Marfan syndrome is a genetic disorder that affects the connective tissue in the body, leading to issues with the heart, blood vessels, bones, and eyes. The condition is caused by a mutation in the gene that produces fibrillin-1, a protein that provides strength and elasticity to connective tissue.
How is Marfan Syndrome Diagnosed?
One of the most important aspects of managing Marfan syndrome is proper diagnosis. But how is Marfan syndrome diagnosed? The process typically involves a combination of physical examination, medical history, and genetic testing.
Physical examination is a crucial first step in diagnosing Marfan syndrome. A doctor will look for physical signs of the condition, such as long limbs, fingers, and toes, a tall and thin build, and a breastbone that protrudes or sinks in. These physical characteristics are often referred to as the “Marfanoid habitus.”
Additionally, a doctor may check for signs of heart and blood vessel complications, such as aortic dilation or mitral valve prolapse. These issues can be serious and even life-threatening if left untreated, making early diagnosis crucial.
Medical history also plays a role in diagnosing Marfan syndrome. A doctor will ask about any family history of the condition and any previous medical issues that may be related to Marfan syndrome.
Genetic Testing is often needed to confirm the presence of a specific genetic mutation associated with the condition. Genetic testing can also help determine if other family members may also have the condition.
It is important to note that not all individuals with Marfan syndrome will have the same symptoms or the same severity of symptoms. This can make the diagnosis of Marfan syndrome difficult, and a team of specialists is often needed to provide a proper diagnosis.
An ophthalmologist may also check for lens dislocation and other eye-related issues that are common in Marfan Syndrome. Lens dislocation can be a severe condition, and a definitive sign of Marfan Syndrome.
Is There a Cure for Marfan Syndrome?
Once Marfan syndrome is diagnosed, it is essential for patients to work with a team of specialists to manage the condition. This may include cardiologists, orthopedic surgeons, and genetic counselors, among others. These specialists will work together to monitor and manage any complications that may arise and provide support and guidance to help patients live a healthy and fulfilling life.
There is currently no cure for Marfan syndrome, but there are treatments available to help
manage the symptoms and reduce the risk of complications. The main goal of treatment is to prevent or slow down the progression of the disease and to manage any complications that may arise.
Medications such as beta blockers can be used to slow down the heart rate and reduce the workload on the aorta, which can help prevent aortic dilation and dissection. Surgery may be needed to repair or replace the aorta or mitral valve if they are significantly damaged.
Physical therapy and exercise can help maintain flexibility, strength and endurance in the
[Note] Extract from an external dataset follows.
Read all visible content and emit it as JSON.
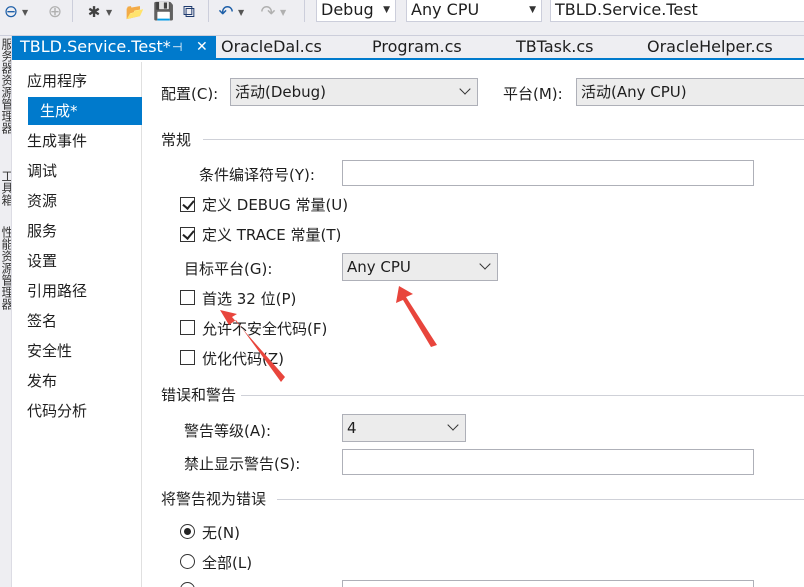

affected joints and muscles. Orthopedic surgery may be necessary for certain skeletal issues such as scoliosis.
Regular eye exams and glasses or contact lenses may be used to treat lens dislocation.
It’s also important for individuals with Marfan syndrome to receive regular check-ups with a cardiologist and/or a genetic counselor to monitor for any changes in their condition and to manage any complications that may arise.
Each person with Marfan Syndrome may have different symptoms and the severity of symptoms can vary, so it is important to have an individualized treatment plan based on the specific needs and condition of the patient. Once diagnosed, it is essential for patients to work with a team of specialists to manage the condition and provide support and guidance to help patients live a healthy and fulfilling life. Speak to your family doctor if you feel you or a loved one is exhibiting symptoms of Marfan Syndrome.
It is advisable to consult a doctor to assess potential beneficial effects of devices such as the Spatz3 adjustable gastric balloon in the management of extreme obesity in people with the Marfan Syndrome.
When it comes to weight loss diets, portion sizes can vary depending on the diet plan you choose. For example, the Mediterranean diet emphasizes smaller portion sizes of whole foods, such as fruits, vegetables, whole grains, and lean proteins. This type of diet is generally considered to be healthy and sustainable for weight loss.
On the other hand, low-carb diets, such as the keto diet, can be more restrictive when it comes to portion sizes. These diets typically involve consuming smaller portions of protein and larger portions of healthy fats. This can be challenging for some people, as it can be difficult to know how much food is the right amount.
Another type of weight loss diet is the intermittent fasting diet. This type of diet involves alternating periods of eating and fasting. The idea is that by eating smaller portions of food during the eating period, you can reduce the overall number of calories consumed. Of course, it’s a reasonable assumption that reducing portion sizes will correspond with weight loss, but incorporating a balanced diet and a healthy exercise plan are also needed to be most effective in your weight loss journey.
Measuring portion sizes is an important step in achieving weight loss goals. A variety of tools and objects are available for your home to measure portions for weight loss, such as a:
- Food scale.
- Measuring cups and spoons.
- Kitchen timer.
Different weight loss diets may have different portion sizes, but understanding the right portion sizes for you can help you reach your weight loss goals. From Spatz we recommend you to watch the quantity of your portions if you wear the gastric balloon.